EXTRACTED MATERIAL Block Start
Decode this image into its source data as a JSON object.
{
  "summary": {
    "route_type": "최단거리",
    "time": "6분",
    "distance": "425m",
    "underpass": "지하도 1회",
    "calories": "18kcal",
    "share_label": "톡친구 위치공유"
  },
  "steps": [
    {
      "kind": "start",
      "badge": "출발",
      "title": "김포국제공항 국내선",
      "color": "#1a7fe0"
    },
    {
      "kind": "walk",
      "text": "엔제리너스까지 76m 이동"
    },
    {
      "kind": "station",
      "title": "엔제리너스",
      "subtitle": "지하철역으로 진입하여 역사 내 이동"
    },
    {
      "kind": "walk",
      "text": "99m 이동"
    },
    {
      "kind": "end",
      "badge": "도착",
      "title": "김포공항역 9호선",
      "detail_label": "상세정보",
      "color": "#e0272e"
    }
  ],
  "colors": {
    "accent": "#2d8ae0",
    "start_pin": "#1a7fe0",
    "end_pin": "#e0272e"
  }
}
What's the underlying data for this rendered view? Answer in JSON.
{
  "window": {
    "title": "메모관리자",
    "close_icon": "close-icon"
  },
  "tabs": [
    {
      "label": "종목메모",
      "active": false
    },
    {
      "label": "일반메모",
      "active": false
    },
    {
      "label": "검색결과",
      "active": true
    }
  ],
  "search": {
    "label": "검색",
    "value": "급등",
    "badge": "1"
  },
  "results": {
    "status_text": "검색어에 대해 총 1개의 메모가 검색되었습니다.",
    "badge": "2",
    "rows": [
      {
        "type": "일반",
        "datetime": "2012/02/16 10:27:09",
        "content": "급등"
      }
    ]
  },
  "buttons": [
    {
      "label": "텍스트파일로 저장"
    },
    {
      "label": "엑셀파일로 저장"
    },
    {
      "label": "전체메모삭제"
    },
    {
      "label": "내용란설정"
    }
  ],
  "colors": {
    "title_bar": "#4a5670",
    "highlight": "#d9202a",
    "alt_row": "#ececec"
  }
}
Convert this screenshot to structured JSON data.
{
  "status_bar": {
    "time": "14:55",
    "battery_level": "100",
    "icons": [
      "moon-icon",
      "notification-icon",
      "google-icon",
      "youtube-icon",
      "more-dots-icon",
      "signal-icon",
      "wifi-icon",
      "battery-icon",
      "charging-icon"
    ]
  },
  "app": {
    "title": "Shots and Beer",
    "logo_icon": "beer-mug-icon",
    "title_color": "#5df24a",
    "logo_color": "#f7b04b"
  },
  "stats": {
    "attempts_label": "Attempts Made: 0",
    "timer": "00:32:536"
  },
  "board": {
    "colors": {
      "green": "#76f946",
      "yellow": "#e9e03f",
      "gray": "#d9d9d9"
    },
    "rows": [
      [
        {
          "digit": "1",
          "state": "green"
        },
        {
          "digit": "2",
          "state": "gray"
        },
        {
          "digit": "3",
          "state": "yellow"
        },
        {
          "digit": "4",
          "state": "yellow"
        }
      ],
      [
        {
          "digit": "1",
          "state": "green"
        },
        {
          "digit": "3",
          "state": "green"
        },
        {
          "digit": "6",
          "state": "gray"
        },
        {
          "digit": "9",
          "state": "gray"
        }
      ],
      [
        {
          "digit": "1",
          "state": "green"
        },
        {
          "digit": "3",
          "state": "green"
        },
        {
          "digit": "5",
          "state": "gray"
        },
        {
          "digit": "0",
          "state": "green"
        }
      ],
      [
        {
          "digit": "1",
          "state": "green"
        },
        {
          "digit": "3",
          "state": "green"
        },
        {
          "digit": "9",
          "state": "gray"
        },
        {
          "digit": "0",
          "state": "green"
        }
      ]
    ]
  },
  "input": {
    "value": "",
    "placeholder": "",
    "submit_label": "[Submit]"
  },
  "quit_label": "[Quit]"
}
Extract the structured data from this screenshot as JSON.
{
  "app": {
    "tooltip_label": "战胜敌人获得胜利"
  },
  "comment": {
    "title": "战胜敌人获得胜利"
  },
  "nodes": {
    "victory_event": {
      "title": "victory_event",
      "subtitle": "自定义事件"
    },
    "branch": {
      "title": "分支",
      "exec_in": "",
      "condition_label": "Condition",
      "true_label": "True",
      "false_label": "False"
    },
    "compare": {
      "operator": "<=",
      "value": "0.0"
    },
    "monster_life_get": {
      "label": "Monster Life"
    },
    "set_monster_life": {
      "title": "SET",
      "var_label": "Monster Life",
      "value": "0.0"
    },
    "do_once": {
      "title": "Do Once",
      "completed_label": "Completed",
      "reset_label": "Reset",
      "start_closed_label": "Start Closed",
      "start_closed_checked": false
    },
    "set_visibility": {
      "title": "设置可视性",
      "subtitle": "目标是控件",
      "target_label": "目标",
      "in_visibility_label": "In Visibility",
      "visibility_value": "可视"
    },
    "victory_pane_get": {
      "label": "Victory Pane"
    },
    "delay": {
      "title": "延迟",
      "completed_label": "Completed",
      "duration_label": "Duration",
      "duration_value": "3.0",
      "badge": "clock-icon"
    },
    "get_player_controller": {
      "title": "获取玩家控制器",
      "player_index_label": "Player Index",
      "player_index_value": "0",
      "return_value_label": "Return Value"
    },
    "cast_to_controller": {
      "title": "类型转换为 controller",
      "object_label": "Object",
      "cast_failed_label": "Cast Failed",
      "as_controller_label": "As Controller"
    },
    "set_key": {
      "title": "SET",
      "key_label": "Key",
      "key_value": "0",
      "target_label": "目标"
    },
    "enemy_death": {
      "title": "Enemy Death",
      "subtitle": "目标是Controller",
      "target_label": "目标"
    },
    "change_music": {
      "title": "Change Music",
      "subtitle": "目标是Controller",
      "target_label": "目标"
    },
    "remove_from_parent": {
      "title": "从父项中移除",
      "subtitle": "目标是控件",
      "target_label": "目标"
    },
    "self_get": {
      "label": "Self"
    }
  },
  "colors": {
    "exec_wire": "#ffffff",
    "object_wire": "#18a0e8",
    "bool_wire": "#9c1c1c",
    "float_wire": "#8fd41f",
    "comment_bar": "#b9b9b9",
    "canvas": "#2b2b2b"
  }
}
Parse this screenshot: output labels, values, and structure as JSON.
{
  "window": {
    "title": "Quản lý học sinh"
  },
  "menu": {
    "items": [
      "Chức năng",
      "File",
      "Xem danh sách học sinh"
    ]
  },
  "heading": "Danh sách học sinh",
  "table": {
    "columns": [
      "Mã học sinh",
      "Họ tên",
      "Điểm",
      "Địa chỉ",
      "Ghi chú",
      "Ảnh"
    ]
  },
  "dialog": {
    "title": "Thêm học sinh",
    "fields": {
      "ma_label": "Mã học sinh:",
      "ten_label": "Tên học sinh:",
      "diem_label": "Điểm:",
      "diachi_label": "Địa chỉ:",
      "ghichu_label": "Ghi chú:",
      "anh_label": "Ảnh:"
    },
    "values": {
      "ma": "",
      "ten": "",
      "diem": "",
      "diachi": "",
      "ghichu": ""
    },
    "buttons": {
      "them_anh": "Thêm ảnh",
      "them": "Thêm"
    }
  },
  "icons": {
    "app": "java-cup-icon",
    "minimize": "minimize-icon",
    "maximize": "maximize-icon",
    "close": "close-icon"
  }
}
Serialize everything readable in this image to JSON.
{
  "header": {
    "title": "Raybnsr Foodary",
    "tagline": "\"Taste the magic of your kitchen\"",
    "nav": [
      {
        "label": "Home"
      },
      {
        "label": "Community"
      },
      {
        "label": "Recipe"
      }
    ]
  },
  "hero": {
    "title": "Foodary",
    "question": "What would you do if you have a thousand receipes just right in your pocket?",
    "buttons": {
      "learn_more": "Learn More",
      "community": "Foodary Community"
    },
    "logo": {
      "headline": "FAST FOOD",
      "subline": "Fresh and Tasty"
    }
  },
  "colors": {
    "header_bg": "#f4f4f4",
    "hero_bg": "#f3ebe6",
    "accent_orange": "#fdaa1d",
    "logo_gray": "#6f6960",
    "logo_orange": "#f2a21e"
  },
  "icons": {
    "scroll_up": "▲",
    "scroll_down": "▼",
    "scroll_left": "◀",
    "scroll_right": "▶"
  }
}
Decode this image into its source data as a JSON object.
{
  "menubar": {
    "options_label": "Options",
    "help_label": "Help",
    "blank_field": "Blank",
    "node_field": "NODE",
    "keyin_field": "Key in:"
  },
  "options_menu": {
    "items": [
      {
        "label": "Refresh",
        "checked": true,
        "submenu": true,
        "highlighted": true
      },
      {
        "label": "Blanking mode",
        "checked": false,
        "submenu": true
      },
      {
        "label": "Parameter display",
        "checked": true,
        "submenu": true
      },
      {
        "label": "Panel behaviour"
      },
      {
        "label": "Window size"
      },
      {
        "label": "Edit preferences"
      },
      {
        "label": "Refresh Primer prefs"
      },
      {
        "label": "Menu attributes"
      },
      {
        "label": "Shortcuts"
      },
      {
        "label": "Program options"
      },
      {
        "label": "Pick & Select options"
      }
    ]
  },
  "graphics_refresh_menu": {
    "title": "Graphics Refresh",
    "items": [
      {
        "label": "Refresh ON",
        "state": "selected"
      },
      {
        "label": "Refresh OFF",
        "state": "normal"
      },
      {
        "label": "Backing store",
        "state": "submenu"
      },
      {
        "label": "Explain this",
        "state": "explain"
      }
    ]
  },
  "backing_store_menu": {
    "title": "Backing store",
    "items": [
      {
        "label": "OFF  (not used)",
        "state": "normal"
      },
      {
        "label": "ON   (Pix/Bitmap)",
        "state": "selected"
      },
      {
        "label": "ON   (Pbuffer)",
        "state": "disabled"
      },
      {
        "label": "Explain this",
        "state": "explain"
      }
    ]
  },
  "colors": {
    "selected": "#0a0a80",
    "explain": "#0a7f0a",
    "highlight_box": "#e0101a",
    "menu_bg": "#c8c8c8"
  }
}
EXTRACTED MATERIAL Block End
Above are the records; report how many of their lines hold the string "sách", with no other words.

2